A French manifesto calling for certain passages of the Koran to be removed on the grounds of rising anti-Semitism sparked anger Monday from Muslims who said their religion was being unfairly "put on trial".
The open letter published Sunday in the Parisien newspaper blamed "Islamist radicalisation" for what it said was "quiet ethnic purging" in the Paris region, with abuse forcing Jewish families to move out.
After a series of high-profile attacks on Jews, Muslim leaders contacted by AFP acknowledged that anti-Semitism was a problem in France.
But they charged that the nearly 300 signatories, who included ex-president Nicolas Sarkozy and former prime minister Manuel Valls, were blaming a whole religion for the actions of an extremist minority.
"The only thing we can agree on is that we must all unite against anti-Semitism," said Ahmet Ogras, head of the French Council of the Muslim Faith umbrella group.
Dalil Boubakeur, rector of the Grand Mosque of Paris, said the manifesto "subjected French Muslims and French Islam to an unbelievable and unfair trial".
"It creates a clear risk of pitching religious communities against one another," he said in a statement.
The manifesto calls for verses of the Koran calling for the "murder and punishment of Jews, Christians and disbelievers" to be removed on the grounds that they are "obsolete".
But Tareq Oubrou, imam of the Grand Mosque of the southern city of the Bordeaux, pointed out that Islam was not the only religion whose ancient holy texts contain anachronistic passages.
"Any number of holy texts are violent, even the Gospel," Oubrou said, adding that the signatories, who also included celebrities like actor Gerard Depardieu, had misinterpreted the Koran.
The writer Pascal Bruckner, among those who signed the letter, told France Inter radio it had not been intended "to stigmatise but to spur on the goodwill of reformist Muslims".
The letter said that since 2006, "11 Jews have been assassinated -- and some tortured -- by radical Islamists because they were Jewish".
The latest attack rocked France last month when two perpetrators stabbed an 85-year-old Jewish woman 11 times before setting her body on fire, in a crime treated as anti-Semitic.
Officially, the number of anti-Semitic crimes fell in France in 2017 for a third year running, according to the interior ministry, down seven percent.
But Jews are the target of about a third of France's recorded hate crimes despite making up only about 0.7 percent of the population.

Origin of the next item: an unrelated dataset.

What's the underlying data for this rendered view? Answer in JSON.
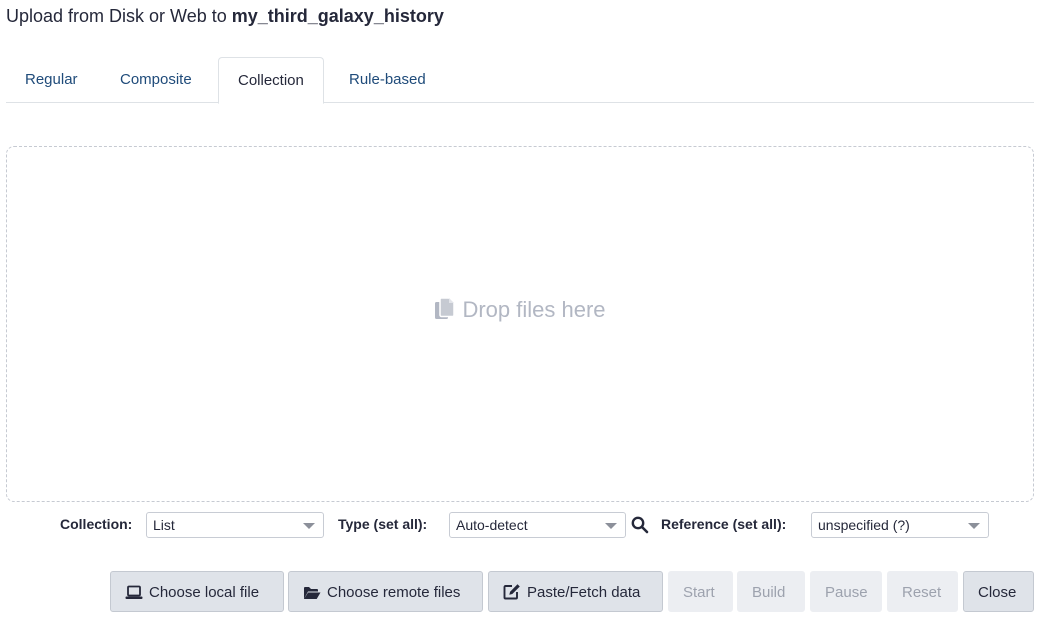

The half-a-million-plus Jewish community is the largest in Europe but has been hit by a wave of emigration to Israel in the past two decades, partly due to anti-Semitism in immigrant neighbourhoods.